Tuesday October 17, 2017


Sri Lanka ready to squeeze credit to property

Aug 11, 2017 07:58 AM GMT+0530 | 1 Comment(s)

  

ECONOMYNEXT - Sri Lanka is ready to squeeze credit to real estate and construction to protect the banking system, the Central Bank has told the International Monetary Fund.

Sri Lanka has seen a property price boom due to low interest rates, with large volumes of money being printed by the Central Bank to keep down rates and generate a balance of payments crisis from 2015.

Excessive exposure to property, especially commercial loans can lead to defaults, later expanding bad loans. In 2008 after pro-longed low interests and money printing from 2004, a number of finance companies collapsed.

To strengthen the financial system, the Central Bank was ready to impose "macro-prudential tools such as a sector-specific limit on the loan-to-value ratio, including the construction and real estate sectors," a revised agreement with the IMF said.

Sri Lanka first imposed higher loan-to-value ratios to curb credit to vehicles as low interest rates persisted and printed money was used to pay hiked salaries of state workers, and subsidies in a runway budget in 2015.

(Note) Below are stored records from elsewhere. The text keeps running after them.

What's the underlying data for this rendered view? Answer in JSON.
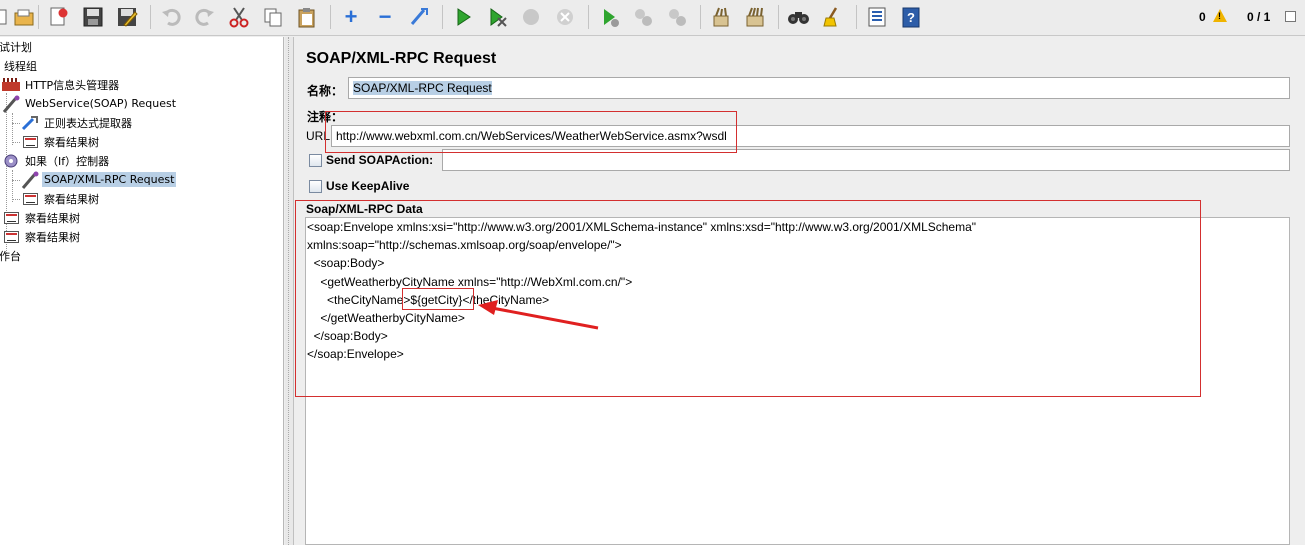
{
  "toolbar": {
    "icons": [
      "folder-open-icon",
      "template-icon",
      "save-icon",
      "save-as-icon",
      "undo-icon",
      "redo-icon",
      "cut-icon",
      "copy-icon",
      "paste-icon",
      "expand-icon",
      "collapse-icon",
      "toggle-icon",
      "start-icon",
      "start-no-pause-icon",
      "stop-icon",
      "shutdown-icon",
      "remote-start-icon",
      "remote-stop-icon",
      "remote-shutdown-icon",
      "clear-icon",
      "clear-all-icon",
      "search-icon",
      "reset-search-icon",
      "function-helper-icon",
      "help-icon"
    ],
    "error_count": "0",
    "thread_count": "0 / 1"
  },
  "tree": {
    "items": [
      {
        "label": "试计划",
        "icon": "test-plan-icon"
      },
      {
        "label": "线程组",
        "icon": "thread-group-icon"
      },
      {
        "label": "HTTP信息头管理器",
        "icon": "header-manager-icon"
      },
      {
        "label": "WebService(SOAP) Request",
        "icon": "sampler-icon"
      },
      {
        "label": "正则表达式提取器",
        "icon": "extractor-icon"
      },
      {
        "label": "察看结果树",
        "icon": "result-tree-icon"
      },
      {
        "label": "如果（If）控制器",
        "icon": "if-controller-icon"
      },
      {
        "label": "SOAP/XML-RPC Request",
        "icon": "sampler-icon"
      },
      {
        "label": "察看结果树",
        "icon": "result-tree-icon"
      },
      {
        "label": "察看结果树",
        "icon": "result-tree-icon"
      },
      {
        "label": "察看结果树",
        "icon": "result-tree-icon"
      },
      {
        "label": "作台",
        "icon": "workbench-icon"
      }
    ]
  },
  "panel": {
    "title": "SOAP/XML-RPC Request",
    "name_label": "名称：",
    "name_value": "SOAP/XML-RPC Request",
    "comment_label": "注释：",
    "comment_value": "",
    "url_label": "URL",
    "url_value": "http://www.webxml.com.cn/WebServices/WeatherWebService.asmx?wsdl",
    "send_soapaction_label": "Send SOAPAction:",
    "soapaction_value": "",
    "keepalive_label": "Use KeepAlive",
    "data_label": "Soap/XML-RPC Data",
    "xml_lines": [
      "<soap:Envelope xmlns:xsi=\"http://www.w3.org/2001/XMLSchema-instance\" xmlns:xsd=\"http://www.w3.org/2001/XMLSchema\"",
      "xmlns:soap=\"http://schemas.xmlsoap.org/soap/envelope/\">",
      "  <soap:Body>",
      "    <getWeatherbyCityName xmlns=\"http://WebXml.com.cn/\">",
      "      <theCityName>${getCity}</theCityName>",
      "    </getWeatherbyCityName>",
      "  </soap:Body>",
      "</soap:Envelope>"
    ],
    "xml_line5_prefix": "      <theCityName>",
    "xml_line5_var": "${getCity}",
    "xml_line5_suffix": "</theCityName>"
  },
  "colors": {
    "annotation_red": "#d32f2f",
    "selection_blue": "#b8cfe5"
  }
}
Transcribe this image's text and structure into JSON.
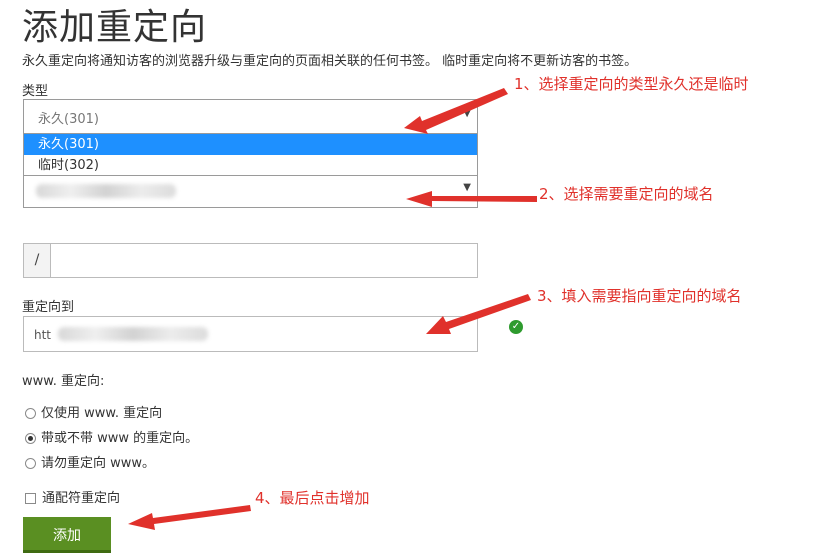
{
  "page": {
    "title": "添加重定向",
    "description": "永久重定向将通知访客的浏览器升级与重定向的页面相关联的任何书签。 临时重定向将不更新访客的书签。"
  },
  "type_field": {
    "label": "类型",
    "selected": "永久(301)",
    "options": [
      "永久(301)",
      "临时(302)"
    ]
  },
  "domain_field": {
    "selected": ""
  },
  "path_field": {
    "prefix": "/",
    "value": ""
  },
  "redirect_to": {
    "label": "重定向到",
    "value_visible": "htt"
  },
  "www_redirect": {
    "label": "www. 重定向:",
    "options": [
      "仅使用 www. 重定向",
      "带或不带 www 的重定向。",
      "请勿重定向 www。"
    ],
    "selected_index": 1
  },
  "wildcard": {
    "label": "通配符重定向",
    "checked": false
  },
  "submit": {
    "label": "添加"
  },
  "annotations": [
    "1、选择重定向的类型永久还是临时",
    "2、选择需要重定向的域名",
    "3、填入需要指向重定向的域名",
    "4、最后点击增加"
  ],
  "colors": {
    "accent_button": "#5a8f22",
    "selection_highlight": "#1e90ff",
    "annotation": "#e0312b",
    "valid_check": "#2e9b2e"
  }
}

At the time, analysts warned that sector-specific administrative controls would not work as credit would then flow to a different sector as long rates are kept low with money printing. When rates are kept low with money printing by a central bank, the present value of long-term assets go up, generating a so-called asset-price bubble.

Car loans, which go to imports, are dissipated from the credit system unless the central bank prints money to sterilize forex interventions like in Sri Lanka. But, there are limits to sterilizing forex sales, and rate hikes are eventually forced with continuous forex reserve losses.

However, loans to land in particular keep money cycling within an economy, adding to a bubble.

However, interest rates are now higher, overall credit growth is slower and the Central Bank, instead of printing money, is buying dollars and mopping up part of the dollar purchases by selling down its Treasury bill stock, an action that tends to slow credit growth.

Central Bank Governor Indrajit Coomaraswamy who had now mostly brought the country out of the balance of payments crisis, said in May that a study on real estate credit was underway to find whether a bubble could be forming.

At a recent press briefing, a reporter requested Coomaraswamy to comment on claims said to have been made by developers that apartment sales had halved after his statement.

Coomaraswamy said it was advisable to double-check whether such a slowdown had started before or after his words. (Colombo/Aug11/2017- Update II)